“The heightened emphasis on cybersecurity for all data oriented companies, which is especially acute for Equifax, leads us to expect that higher cybersecurity costs will continue to hurt the company’s profit and free cash flow for the foreseeable future,” Moody’s report said.


Many companies are spending more on cybersecurity. Equifax, however, is playing catch up and paying a premium to do soalthough anyone hoping for a solid legislative solution would say the cash price Equifax is now paying is not nearly enough.

To drive home the point about Equifax’s spectacular blunder, here are the highlights from a 2018 congressional report on the incident:

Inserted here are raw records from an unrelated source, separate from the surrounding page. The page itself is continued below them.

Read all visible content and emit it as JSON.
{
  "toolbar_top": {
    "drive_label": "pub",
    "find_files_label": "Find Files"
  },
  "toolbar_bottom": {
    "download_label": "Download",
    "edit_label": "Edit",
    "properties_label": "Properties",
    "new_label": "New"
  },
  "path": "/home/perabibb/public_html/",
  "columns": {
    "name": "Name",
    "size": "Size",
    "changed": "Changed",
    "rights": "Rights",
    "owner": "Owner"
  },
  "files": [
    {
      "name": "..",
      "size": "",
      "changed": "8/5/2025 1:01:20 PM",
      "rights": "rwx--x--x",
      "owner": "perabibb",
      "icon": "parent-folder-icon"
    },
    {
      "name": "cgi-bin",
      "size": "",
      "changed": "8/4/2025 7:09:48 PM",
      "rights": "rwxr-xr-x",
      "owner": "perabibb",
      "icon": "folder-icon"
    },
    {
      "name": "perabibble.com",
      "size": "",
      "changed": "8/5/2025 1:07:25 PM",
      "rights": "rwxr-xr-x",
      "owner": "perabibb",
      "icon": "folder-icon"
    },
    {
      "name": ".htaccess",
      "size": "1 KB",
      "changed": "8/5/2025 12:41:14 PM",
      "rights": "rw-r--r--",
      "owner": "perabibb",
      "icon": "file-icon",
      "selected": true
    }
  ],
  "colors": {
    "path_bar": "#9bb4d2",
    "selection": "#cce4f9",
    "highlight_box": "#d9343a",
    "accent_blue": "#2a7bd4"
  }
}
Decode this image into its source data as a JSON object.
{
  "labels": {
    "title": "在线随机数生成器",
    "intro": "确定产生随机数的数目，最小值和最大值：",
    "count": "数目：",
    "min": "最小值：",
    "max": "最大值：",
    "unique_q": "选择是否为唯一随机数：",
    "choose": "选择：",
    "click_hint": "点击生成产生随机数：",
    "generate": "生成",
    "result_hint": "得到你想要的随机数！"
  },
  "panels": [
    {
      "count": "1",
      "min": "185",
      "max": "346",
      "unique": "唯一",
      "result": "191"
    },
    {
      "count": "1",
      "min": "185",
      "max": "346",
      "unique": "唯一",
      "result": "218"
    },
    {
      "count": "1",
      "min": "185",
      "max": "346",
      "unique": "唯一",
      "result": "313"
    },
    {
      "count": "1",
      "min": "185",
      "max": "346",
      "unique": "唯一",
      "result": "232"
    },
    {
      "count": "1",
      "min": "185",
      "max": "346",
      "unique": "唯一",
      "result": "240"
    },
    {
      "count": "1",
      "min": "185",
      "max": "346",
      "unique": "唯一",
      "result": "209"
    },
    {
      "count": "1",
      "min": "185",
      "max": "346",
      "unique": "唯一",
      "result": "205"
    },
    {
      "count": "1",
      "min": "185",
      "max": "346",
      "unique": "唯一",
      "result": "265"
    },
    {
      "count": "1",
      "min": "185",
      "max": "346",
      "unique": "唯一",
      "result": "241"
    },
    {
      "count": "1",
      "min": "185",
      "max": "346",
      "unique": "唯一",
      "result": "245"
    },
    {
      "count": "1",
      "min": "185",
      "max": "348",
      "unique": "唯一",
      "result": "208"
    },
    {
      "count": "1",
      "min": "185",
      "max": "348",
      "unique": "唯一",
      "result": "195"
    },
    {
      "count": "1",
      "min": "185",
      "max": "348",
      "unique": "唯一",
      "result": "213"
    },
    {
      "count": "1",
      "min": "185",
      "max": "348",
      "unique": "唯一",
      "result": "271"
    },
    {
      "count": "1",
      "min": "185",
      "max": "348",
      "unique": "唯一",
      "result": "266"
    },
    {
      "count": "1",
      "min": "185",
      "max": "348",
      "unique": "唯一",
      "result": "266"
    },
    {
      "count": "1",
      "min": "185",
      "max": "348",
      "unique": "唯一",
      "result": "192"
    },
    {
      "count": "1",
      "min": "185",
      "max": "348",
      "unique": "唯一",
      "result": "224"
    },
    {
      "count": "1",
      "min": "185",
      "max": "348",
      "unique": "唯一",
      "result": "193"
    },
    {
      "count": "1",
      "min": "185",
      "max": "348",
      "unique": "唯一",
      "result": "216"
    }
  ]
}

Entirely preventable. Equifax failed to fully appreciate and mitigate its cybersecurity risks. Had the company taken action to address its observable security issues, the data breach could have been prevented.

Lack of accountability and management structure. Equifax failed to implement clear lines of authority within their internal IT management structure, leading to an execution gap between IT policy development and operation. Ultimately, the gap restricted the company’s ability to implement security initiatives in a comprehensive and timely manner.

Complex and outdated IT systems. Equifax’s aggressive growth strategy and accumulation of data resulted in a complex IT environment. Both the complexity and antiquated nature of Equifax’s custom-built legacy systems made IT security especially challenging.

Failure to implement responsible security measurements. Equifax allowed over 300 security certificates to expire, including 79 certificates for monitoring business critical domains. Failure to renew an expired digital certificate for 19 months left Equifax without visibility on the exfiltration of data during the time of the cyberattack.

Unprepared to support affected consumers. After Equifax informed the public of the data breach, they were unprepared to identify, alert and support affected consumers. The breach website and call centers were immediately overwhelmed, resulting in affected consumers being unable to access information necessary to protect their identity.


The cherry on top is the very nature of Equifax’s business. There is an entire industry on which Equifax sits near the top that tracks every bit of personal data they can find about you. Credit reporting companies know about your bank accounts, credit card, date of birth, Social Security number, and much more.

Few people make an informed decision to hand all that data over to companies like Equifax which explains the surprise of many Americans when they found out their data was likely involved in that 2017 breach.


And if you are an American adult, the smart bet is that your data was stolen, too.

Reporter in Silicon Valley. Contact me: Email poneill@gizmodo.com, Signal +1-650-488-7247


Die Bart Die

How can a private company screw up security this badly and still stay in business?

They have done unknowable harm to nearly 150 million people, they should be fined into oblivion and their company directors jailed immediately.